LOGAN, UTAH, USA – All living things require nitrogen for survival, but the world depends on only two known processes to break nitrogen's ultra-strong bonds to allow conversion to a form humans, animals and plants can consume. One is a natural, bacterial process on which farmers have relied since the dawn of agriculture. The other is the century-old Haber-Bösch process, which revolutionized fertilizer production and spurred unprecedented growth of the global food supply.
"We live in a sea of nitrogen, yet our bodies can't access it from the air," says Utah State University biochemist Lance Seefeldt. "Instead, we get this life-sustaining compound from protein in our food."
But now, Seefeldt and colleagues announce a light-driven process that could, once again, revolutionize agriculture, while reducing the world food supply's dependence on fossil fuels and relieving Haber-Bösch's heavy carbon footprint. The research team, which includes USU's Seefeldt, Derek Harris, Andrew Rasmussen and Nimesh Khadka; Katherine A. Brown and Paul W. King of Colorado's National Renewable Energy Laboratory; Molly Wilker, Hayden Hamby and Gordana Dukovic of the University of Colorado and Stephen Keable and John Peters of Montana State University, publishes findings in the April 22, 2016 issue of the journal Science.
The research at USU was supported by the U.S. Department of Energy.
"Our research demonstrates photochemical energy can replace adenosine triphosphate, which is typically used to convert dinitrogen, the form of nitrogen found in the air, to ammonia, a main ingredient of commercially produced fertilizers," says Seefeldt, professor in USU's Department of Chemistry and Biochemistry and an American Association for the Advancement of Science Fellow.
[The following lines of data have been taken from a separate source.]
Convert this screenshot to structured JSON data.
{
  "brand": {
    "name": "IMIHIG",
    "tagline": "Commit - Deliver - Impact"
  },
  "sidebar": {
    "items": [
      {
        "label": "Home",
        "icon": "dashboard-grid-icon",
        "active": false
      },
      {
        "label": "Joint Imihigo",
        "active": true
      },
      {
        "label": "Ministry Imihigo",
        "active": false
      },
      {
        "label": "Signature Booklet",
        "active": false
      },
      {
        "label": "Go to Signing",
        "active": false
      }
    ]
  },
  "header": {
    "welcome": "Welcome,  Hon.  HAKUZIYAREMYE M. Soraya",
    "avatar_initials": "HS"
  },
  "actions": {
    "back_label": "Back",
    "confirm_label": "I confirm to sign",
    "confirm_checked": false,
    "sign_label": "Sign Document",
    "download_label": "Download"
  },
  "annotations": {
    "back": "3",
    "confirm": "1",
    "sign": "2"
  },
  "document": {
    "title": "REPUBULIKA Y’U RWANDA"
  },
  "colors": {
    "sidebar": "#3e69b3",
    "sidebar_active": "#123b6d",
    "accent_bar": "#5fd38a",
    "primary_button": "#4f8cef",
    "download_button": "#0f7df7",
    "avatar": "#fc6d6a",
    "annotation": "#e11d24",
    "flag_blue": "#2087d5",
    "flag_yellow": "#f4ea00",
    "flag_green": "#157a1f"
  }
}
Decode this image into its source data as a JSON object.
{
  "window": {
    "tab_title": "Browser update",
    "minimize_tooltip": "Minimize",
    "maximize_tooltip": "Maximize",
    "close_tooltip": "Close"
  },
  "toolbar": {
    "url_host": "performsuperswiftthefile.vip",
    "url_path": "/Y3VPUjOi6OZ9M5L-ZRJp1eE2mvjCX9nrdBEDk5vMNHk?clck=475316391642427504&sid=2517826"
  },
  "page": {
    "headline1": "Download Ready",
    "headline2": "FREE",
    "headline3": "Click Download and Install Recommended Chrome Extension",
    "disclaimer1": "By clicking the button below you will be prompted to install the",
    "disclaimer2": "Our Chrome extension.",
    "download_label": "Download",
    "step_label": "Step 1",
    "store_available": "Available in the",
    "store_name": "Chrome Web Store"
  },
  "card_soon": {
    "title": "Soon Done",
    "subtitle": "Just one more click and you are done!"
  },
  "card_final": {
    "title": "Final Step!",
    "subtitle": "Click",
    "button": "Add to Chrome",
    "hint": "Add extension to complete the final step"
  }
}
Any way you slice it, he says, nitrogen fixation is an energy-intensive process.
"The Haber-Bösch process currently consumes about two percent of the world's fossil fuel supply," Seefeldt says. "So, the new process, which uses nanomaterials to capture light energy, could be a game-changer."
"Using light directly to create a catalyst is much more energy efficient, says Brown, NREL research scientist. "This new ammonia-producing process is the first example of how light energy can be directly coupled to dinitrogen reduction, meaning sunlight or artificial light can power the reaction."
Energy-efficient production of ammonia holds promise not only for food production, but also for development of technologies that enable use of environmentally cleaner alternative fuels, including improved fuel cells to store solar energy.
In addition to its practical applications, the research sheds light on fundamental aspects of how bacterial enzymes known as nitrogenases function; an area of chemistry Seefeldt has studied for nearly two decades.
"Our current findings are the result of interdisciplinary collaboration," he says. "Each institution brought unique expertise to the project. We couldn't have succeeded without each partner's contributions to the collaboration."